## TASK STATEMENT
Check every line of the entries below for "Request", and copy the lines that have it.

BEGIN

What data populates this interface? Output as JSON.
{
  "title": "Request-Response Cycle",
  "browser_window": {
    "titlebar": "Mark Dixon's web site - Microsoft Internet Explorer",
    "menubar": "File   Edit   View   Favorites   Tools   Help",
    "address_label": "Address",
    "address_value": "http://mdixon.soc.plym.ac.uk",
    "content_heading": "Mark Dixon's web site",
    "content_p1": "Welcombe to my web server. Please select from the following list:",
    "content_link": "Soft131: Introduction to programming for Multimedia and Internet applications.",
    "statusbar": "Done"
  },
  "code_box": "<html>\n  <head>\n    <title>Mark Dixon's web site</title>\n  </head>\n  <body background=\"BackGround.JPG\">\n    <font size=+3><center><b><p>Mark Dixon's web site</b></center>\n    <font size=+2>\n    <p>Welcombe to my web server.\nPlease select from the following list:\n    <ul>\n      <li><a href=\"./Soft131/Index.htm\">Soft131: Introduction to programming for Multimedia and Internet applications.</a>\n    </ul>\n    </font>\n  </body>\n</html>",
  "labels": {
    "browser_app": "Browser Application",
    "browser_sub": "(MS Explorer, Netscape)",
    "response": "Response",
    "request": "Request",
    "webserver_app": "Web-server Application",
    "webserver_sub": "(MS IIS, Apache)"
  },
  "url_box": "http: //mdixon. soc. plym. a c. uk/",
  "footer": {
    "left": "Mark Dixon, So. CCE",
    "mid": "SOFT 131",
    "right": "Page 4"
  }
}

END

## SOLUTION
  "title": "Request-Response Cycle",
    "request": "Request",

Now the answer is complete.